[Exercise input — start]

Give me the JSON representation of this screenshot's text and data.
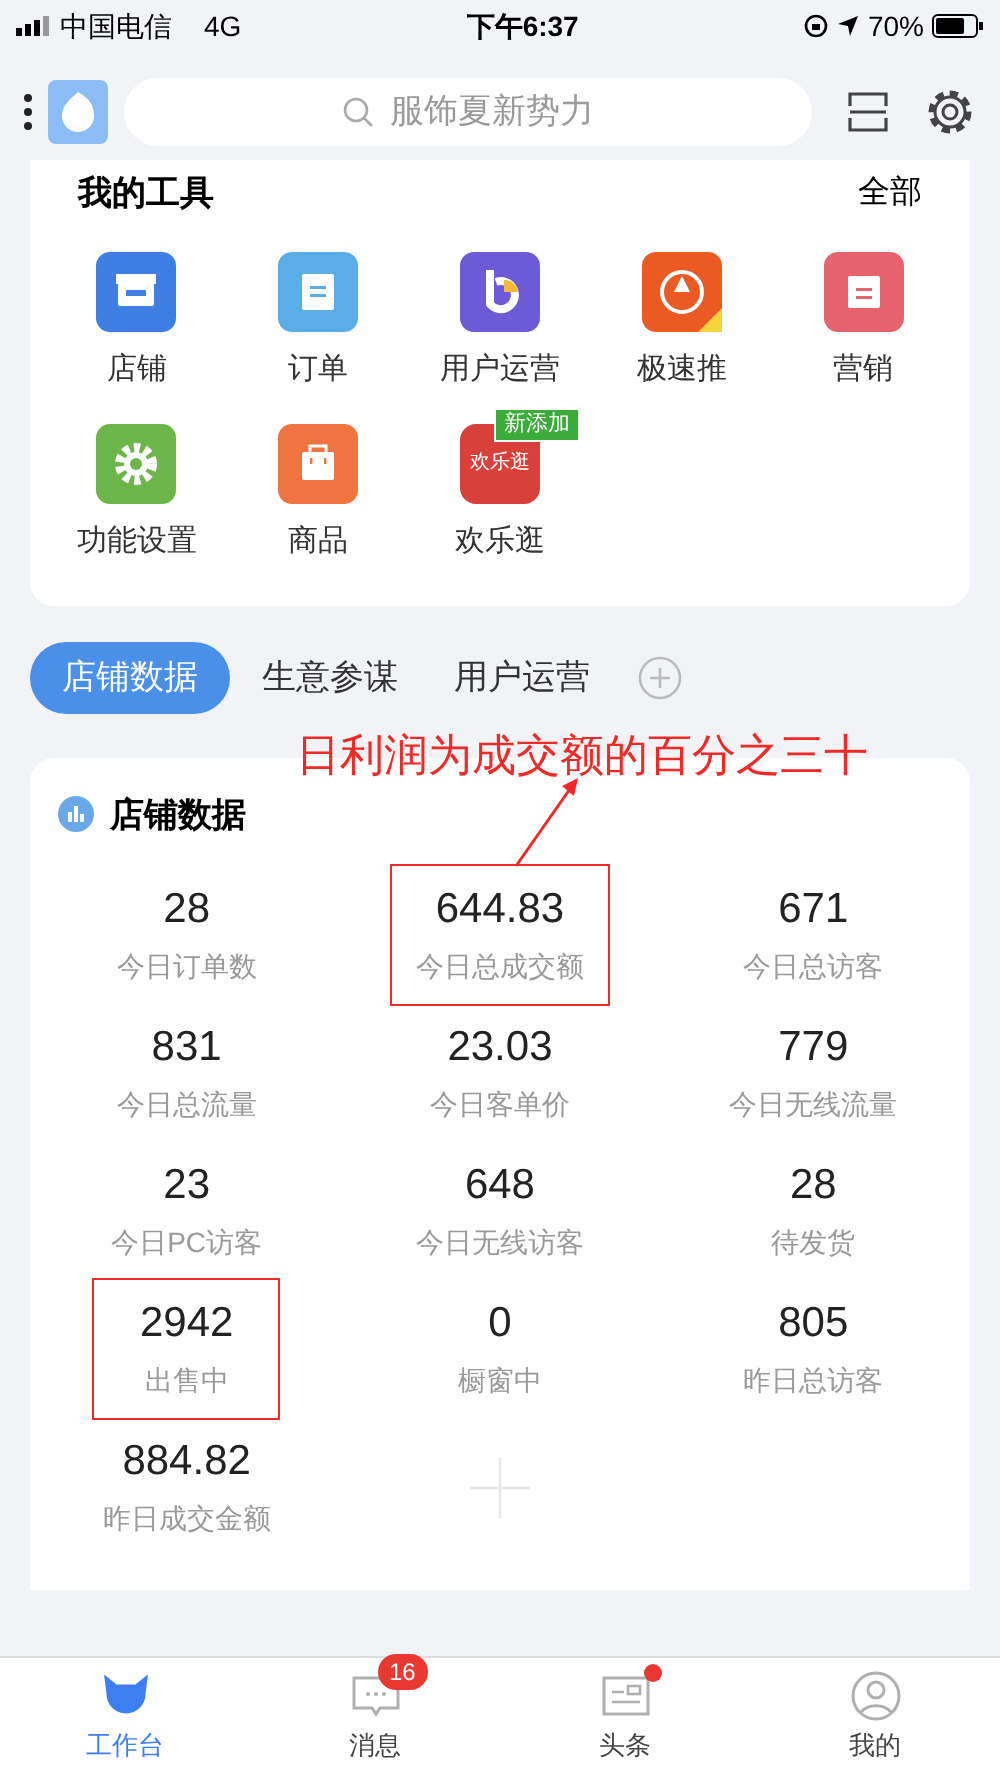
{
  "status_bar": {
    "carrier": "中国电信",
    "network": "4G",
    "time": "下午6:37",
    "battery": "70%"
  },
  "header": {
    "search_placeholder": "服饰夏新势力"
  },
  "tools": {
    "title": "我的工具",
    "more": "全部",
    "items": [
      {
        "label": "店铺",
        "kind": "store",
        "color": "#3f7fe4"
      },
      {
        "label": "订单",
        "kind": "doc",
        "color": "#5aaee8"
      },
      {
        "label": "用户运营",
        "kind": "letter",
        "color": "#6c5ad6"
      },
      {
        "label": "极速推",
        "kind": "rocket",
        "color": "#ec5a24"
      },
      {
        "label": "营销",
        "kind": "box",
        "color": "#e5646d"
      },
      {
        "label": "功能设置",
        "kind": "gear",
        "color": "#6db64c"
      },
      {
        "label": "商品",
        "kind": "bag",
        "color": "#ef7440"
      },
      {
        "label": "欢乐逛",
        "kind": "text",
        "color": "#d9403a",
        "icon_text": "欢乐逛",
        "badge": "新添加"
      }
    ]
  },
  "tabs": [
    {
      "label": "店铺数据",
      "selected": true
    },
    {
      "label": "生意参谋",
      "selected": false
    },
    {
      "label": "用户运营",
      "selected": false
    }
  ],
  "annotation": "日利润为成交额的百分之三十",
  "stats": {
    "title": "店铺数据",
    "items": [
      {
        "kind": "stat",
        "value": "28",
        "label": "今日订单数",
        "highlighted": false
      },
      {
        "kind": "stat",
        "value": "644.83",
        "label": "今日总成交额",
        "highlighted": true
      },
      {
        "kind": "stat",
        "value": "671",
        "label": "今日总访客",
        "highlighted": false
      },
      {
        "kind": "stat",
        "value": "831",
        "label": "今日总流量",
        "highlighted": false
      },
      {
        "kind": "stat",
        "value": "23.03",
        "label": "今日客单价",
        "highlighted": false
      },
      {
        "kind": "stat",
        "value": "779",
        "label": "今日无线流量",
        "highlighted": false
      },
      {
        "kind": "stat",
        "value": "23",
        "label": "今日PC访客",
        "highlighted": false
      },
      {
        "kind": "stat",
        "value": "648",
        "label": "今日无线访客",
        "highlighted": false
      },
      {
        "kind": "stat",
        "value": "28",
        "label": "待发货",
        "highlighted": false
      },
      {
        "kind": "stat",
        "value": "2942",
        "label": "出售中",
        "highlighted": true
      },
      {
        "kind": "stat",
        "value": "0",
        "label": "橱窗中",
        "highlighted": false
      },
      {
        "kind": "stat",
        "value": "805",
        "label": "昨日总访客",
        "highlighted": false
      },
      {
        "kind": "stat",
        "value": "884.82",
        "label": "昨日成交金额",
        "highlighted": false
      },
      {
        "kind": "add"
      }
    ]
  },
  "nav": [
    {
      "label": "工作台",
      "selected": true,
      "kind": "cow"
    },
    {
      "label": "消息",
      "selected": false,
      "kind": "chat",
      "badge": "16"
    },
    {
      "label": "头条",
      "selected": false,
      "kind": "news",
      "dot": true
    },
    {
      "label": "我的",
      "selected": false,
      "kind": "user"
    }
  ]
}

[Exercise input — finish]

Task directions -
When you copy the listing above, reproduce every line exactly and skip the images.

Task solution -
Give me the JSON representation of this screenshot's text and data.
{
  "status_bar": {
    "carrier": "中国电信",
    "network": "4G",
    "time": "下午6:37",
    "battery": "70%"
  },
  "header": {
    "search_placeholder": "服饰夏新势力"
  },
  "tools": {
    "title": "我的工具",
    "more": "全部",
    "items": [
      {
        "label": "店铺",
        "kind": "store",
        "color": "#3f7fe4"
      },
      {
        "label": "订单",
        "kind": "doc",
        "color": "#5aaee8"
      },
      {
        "label": "用户运营",
        "kind": "letter",
        "color": "#6c5ad6"
      },
      {
        "label": "极速推",
        "kind": "rocket",
        "color": "#ec5a24"
      },
      {
        "label": "营销",
        "kind": "box",
        "color": "#e5646d"
      },
      {
        "label": "功能设置",
        "kind": "gear",
        "color": "#6db64c"
      },
      {
        "label": "商品",
        "kind": "bag",
        "color": "#ef7440"
      },
      {
        "label": "欢乐逛",
        "kind": "text",
        "color": "#d9403a",
        "icon_text": "欢乐逛",
        "badge": "新添加"
      }
    ]
  },
  "tabs": [
    {
      "label": "店铺数据",
      "selected": true
    },
    {
      "label": "生意参谋",
      "selected": false
    },
    {
      "label": "用户运营",
      "selected": false
    }
  ],
  "annotation": "日利润为成交额的百分之三十",
  "stats": {
    "title": "店铺数据",
    "items": [
      {
        "kind": "stat",
        "value": "28",
        "label": "今日订单数",
        "highlighted": false
      },
      {
        "kind": "stat",
        "value": "644.83",
        "label": "今日总成交额",
        "highlighted": true
      },
      {
        "kind": "stat",
        "value": "671",
        "label": "今日总访客",
        "highlighted": false
      },
      {
        "kind": "stat",
        "value": "831",
        "label": "今日总流量",
        "highlighted": false
      },
      {
        "kind": "stat",
        "value": "23.03",
        "label": "今日客单价",
        "highlighted": false
      },
      {
        "kind": "stat",
        "value": "779",
        "label": "今日无线流量",
        "highlighted": false
      },
      {
        "kind": "stat",
        "value": "23",
        "label": "今日PC访客",
        "highlighted": false
      },
      {
        "kind": "stat",
        "value": "648",
        "label": "今日无线访客",
        "highlighted": false
      },
      {
        "kind": "stat",
        "value": "28",
        "label": "待发货",
        "highlighted": false
      },
      {
        "kind": "stat",
        "value": "2942",
        "label": "出售中",
        "highlighted": true
      },
      {
        "kind": "stat",
        "value": "0",
        "label": "橱窗中",
        "highlighted": false
      },
      {
        "kind": "stat",
        "value": "805",
        "label": "昨日总访客",
        "highlighted": false
      },
      {
        "kind": "stat",
        "value": "884.82",
        "label": "昨日成交金额",
        "highlighted": false
      },
      {
        "kind": "add"
      }
    ]
  },
  "nav": [
    {
      "label": "工作台",
      "selected": true,
      "kind": "cow"
    },
    {
      "label": "消息",
      "selected": false,
      "kind": "chat",
      "badge": "16"
    },
    {
      "label": "头条",
      "selected": false,
      "kind": "news",
      "dot": true
    },
    {
      "label": "我的",
      "selected": false,
      "kind": "user"
    }
  ]
}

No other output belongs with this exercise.